#### Source records ####

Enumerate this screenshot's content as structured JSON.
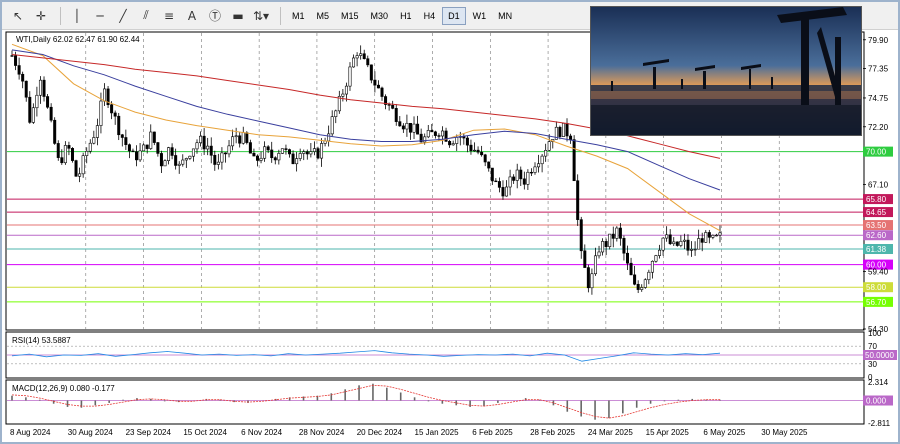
{
  "toolbar": {
    "timeframes": [
      "M1",
      "M5",
      "M15",
      "M30",
      "H1",
      "H4",
      "D1",
      "W1",
      "MN"
    ],
    "active_timeframe": "D1"
  },
  "chart": {
    "header": "WTI,Daily  62.02 62.47 61.90 62.44",
    "price_axis": [
      "79.90",
      "77.35",
      "74.75",
      "72.20",
      "67.10",
      "59.40",
      "54.30"
    ],
    "levels": [
      {
        "label": "70.00",
        "value": 70.0,
        "color": "#2ecc40"
      },
      {
        "label": "64.65",
        "value": 64.65,
        "color": "#c2185b"
      },
      {
        "label": "65.80",
        "value": 65.8,
        "color": "#c2185b"
      },
      {
        "label": "63.50",
        "value": 63.5,
        "color": "#e57373"
      },
      {
        "label": "62.60",
        "value": 62.6,
        "color": "#ba68c8"
      },
      {
        "label": "61.38",
        "value": 61.38,
        "color": "#4db6ac"
      },
      {
        "label": "60.00",
        "value": 60.0,
        "color": "#d500f9"
      },
      {
        "label": "58.00",
        "value": 58.0,
        "color": "#cddc39"
      },
      {
        "label": "56.70",
        "value": 56.7,
        "color": "#76ff03"
      }
    ],
    "date_axis": [
      "8 Aug 2024",
      "30 Aug 2024",
      "23 Sep 2024",
      "15 Oct 2024",
      "6 Nov 2024",
      "28 Nov 2024",
      "20 Dec 2024",
      "15 Jan 2025",
      "6 Feb 2025",
      "28 Feb 2025",
      "24 Mar 2025",
      "15 Apr 2025",
      "6 May 2025",
      "30 May 2025"
    ]
  },
  "rsi": {
    "header": "RSI(14) 53.5887",
    "axis": [
      "100",
      "70",
      "30",
      "0"
    ],
    "level_label": "50.0000"
  },
  "macd": {
    "header": "MACD(12,26,9) 0.080 -0.177",
    "axis": [
      "2.314",
      "-2.811"
    ],
    "level_label": "0.000"
  },
  "chart_data": {
    "type": "candlestick",
    "symbol": "WTI",
    "timeframe": "Daily",
    "ylim": [
      54.3,
      80.5
    ],
    "moving_averages": [
      {
        "color": "#e8a33a",
        "values": [
          79.5,
          78.5,
          76.0,
          74.5,
          73.5,
          72.8,
          72.3,
          71.9,
          71.5,
          71.3,
          71.0,
          70.7,
          70.5,
          70.6,
          71.0,
          71.9,
          72.0,
          71.5,
          70.5,
          69.6,
          68.5,
          66.5,
          64.5,
          63.0
        ]
      },
      {
        "color": "#3a3f9e",
        "values": [
          79.0,
          78.6,
          77.6,
          76.8,
          75.8,
          74.9,
          74.0,
          73.3,
          72.7,
          72.1,
          71.5,
          71.1,
          70.9,
          70.9,
          71.1,
          71.5,
          71.8,
          71.6,
          71.1,
          70.6,
          70.0,
          68.8,
          67.6,
          66.6
        ]
      },
      {
        "color": "#c62828",
        "values": [
          78.6,
          78.3,
          78.0,
          77.7,
          77.3,
          77.0,
          76.7,
          76.3,
          75.9,
          75.5,
          75.0,
          74.6,
          74.3,
          74.0,
          73.8,
          73.5,
          73.2,
          72.9,
          72.5,
          72.0,
          71.4,
          70.7,
          70.0,
          69.4
        ]
      }
    ],
    "close_path": [
      78.5,
      77.0,
      72.5,
      77.0,
      73.0,
      69.0,
      70.5,
      67.5,
      70.0,
      72.0,
      75.5,
      73.0,
      71.0,
      69.5,
      70.0,
      71.5,
      69.0,
      70.5,
      68.5,
      70.0,
      71.0,
      70.5,
      68.5,
      70.0,
      71.5,
      71.0,
      69.0,
      70.0,
      69.5,
      70.5,
      69.0,
      70.5,
      69.5,
      70.0,
      72.0,
      74.0,
      76.5,
      79.0,
      77.5,
      76.0,
      74.5,
      73.5,
      72.5,
      72.0,
      71.0,
      71.5,
      72.0,
      71.0,
      71.5,
      70.5,
      70.0,
      68.5,
      67.0,
      66.5,
      68.0,
      67.5,
      69.0,
      70.0,
      71.5,
      72.0,
      71.5,
      61.0,
      58.0,
      61.5,
      62.0,
      63.0,
      60.0,
      57.5,
      59.0,
      61.0,
      62.5,
      61.5,
      62.0,
      61.0,
      62.5,
      62.0,
      62.4
    ],
    "rsi_values": [
      48,
      52,
      46,
      50,
      49,
      53,
      47,
      51,
      55,
      58,
      54,
      50,
      52,
      49,
      51,
      48,
      53,
      50,
      52,
      54,
      57,
      60,
      55,
      52,
      50,
      47,
      49,
      51,
      50,
      52,
      48,
      54,
      50,
      36,
      42,
      48,
      55,
      52,
      50,
      53,
      51,
      54
    ],
    "macd_hist": [
      0.6,
      0.4,
      0.1,
      -0.4,
      -0.8,
      -0.9,
      -0.6,
      -0.3,
      0.1,
      0.3,
      0.2,
      -0.1,
      -0.2,
      0.0,
      0.2,
      0.1,
      -0.2,
      -0.3,
      0.0,
      0.2,
      0.4,
      0.5,
      0.6,
      0.9,
      1.4,
      1.9,
      2.1,
      1.6,
      1.0,
      0.4,
      -0.1,
      -0.4,
      -0.6,
      -0.8,
      -0.7,
      -0.3,
      0.0,
      0.3,
      0.1,
      -0.6,
      -1.4,
      -2.0,
      -2.4,
      -2.2,
      -1.6,
      -0.9,
      -0.4,
      -0.1,
      0.1,
      0.2,
      0.1,
      0.1
    ],
    "macd_signal": [
      0.7,
      0.6,
      0.3,
      -0.1,
      -0.5,
      -0.7,
      -0.7,
      -0.5,
      -0.2,
      0.1,
      0.2,
      0.1,
      -0.1,
      -0.1,
      0.1,
      0.1,
      -0.1,
      -0.2,
      -0.1,
      0.1,
      0.3,
      0.4,
      0.5,
      0.7,
      1.1,
      1.5,
      1.9,
      1.8,
      1.4,
      0.9,
      0.4,
      0.0,
      -0.3,
      -0.6,
      -0.7,
      -0.5,
      -0.2,
      0.1,
      0.1,
      -0.3,
      -0.9,
      -1.5,
      -2.0,
      -2.2,
      -1.9,
      -1.4,
      -0.9,
      -0.5,
      -0.2,
      0.0,
      0.1,
      0.1
    ]
  }
}
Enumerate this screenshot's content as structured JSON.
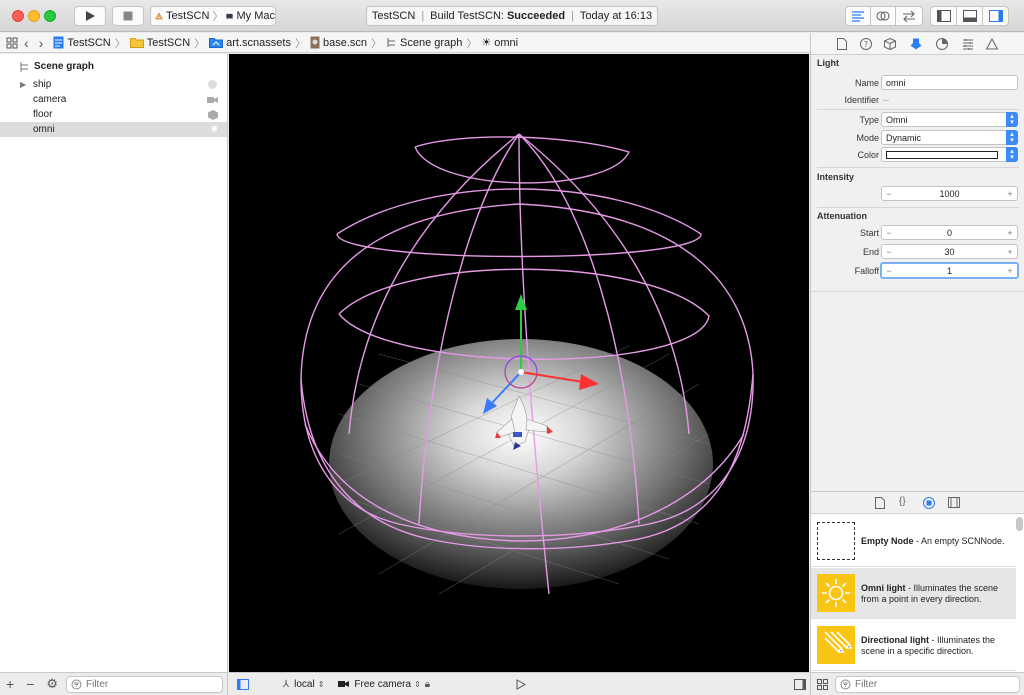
{
  "toolbar": {
    "scheme_name": "TestSCN",
    "device_name": "My Mac",
    "status_project": "TestSCN",
    "status_build_prefix": "Build TestSCN:",
    "status_build_result": "Succeeded",
    "status_time": "Today at 16:13"
  },
  "jumpbar": {
    "crumbs": [
      "TestSCN",
      "TestSCN",
      "art.scnassets",
      "base.scn",
      "Scene graph",
      "omni"
    ]
  },
  "scene_graph": {
    "title": "Scene graph",
    "nodes": [
      {
        "label": "ship",
        "icon": "geometry-icon"
      },
      {
        "label": "camera",
        "icon": "camera-icon"
      },
      {
        "label": "floor",
        "icon": "floor-icon"
      },
      {
        "label": "omni",
        "icon": "light-icon"
      }
    ],
    "selected_index": 3,
    "filter_placeholder": "Filter"
  },
  "viewport_bar": {
    "coordinate_space": "local",
    "camera": "Free camera"
  },
  "inspector": {
    "section_light": "Light",
    "name_label": "Name",
    "name_value": "omni",
    "identifier_label": "Identifier",
    "identifier_value": "--",
    "type_label": "Type",
    "type_value": "Omni",
    "mode_label": "Mode",
    "mode_value": "Dynamic",
    "color_label": "Color",
    "color_value": "#ffffff",
    "section_intensity": "Intensity",
    "intensity_value": "1000",
    "section_attenuation": "Attenuation",
    "start_label": "Start",
    "start_value": "0",
    "end_label": "End",
    "end_value": "30",
    "falloff_label": "Falloff",
    "falloff_value": "1",
    "minus": "−",
    "plus": "+"
  },
  "library": {
    "items": [
      {
        "name": "Empty Node",
        "desc": " - An empty SCNNode."
      },
      {
        "name": "Omni light",
        "desc": " - Illuminates the scene from a point in every direction."
      },
      {
        "name": "Directional light",
        "desc": " - Illuminates the scene in a specific direction."
      }
    ],
    "filter_placeholder": "Filter"
  },
  "colors": {
    "accent": "#3b8cf6",
    "light_icon_bg": "#f9c515",
    "wireframe": "#e59ae6"
  }
}
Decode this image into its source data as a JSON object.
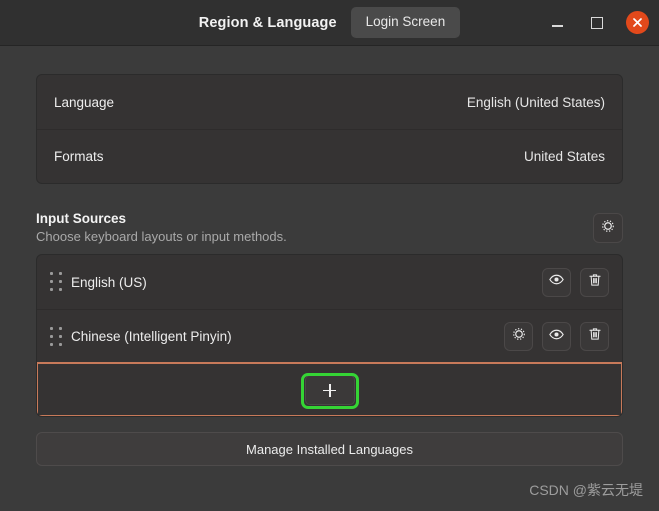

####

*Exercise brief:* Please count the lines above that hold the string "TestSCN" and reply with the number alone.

*Solved exercise:* 5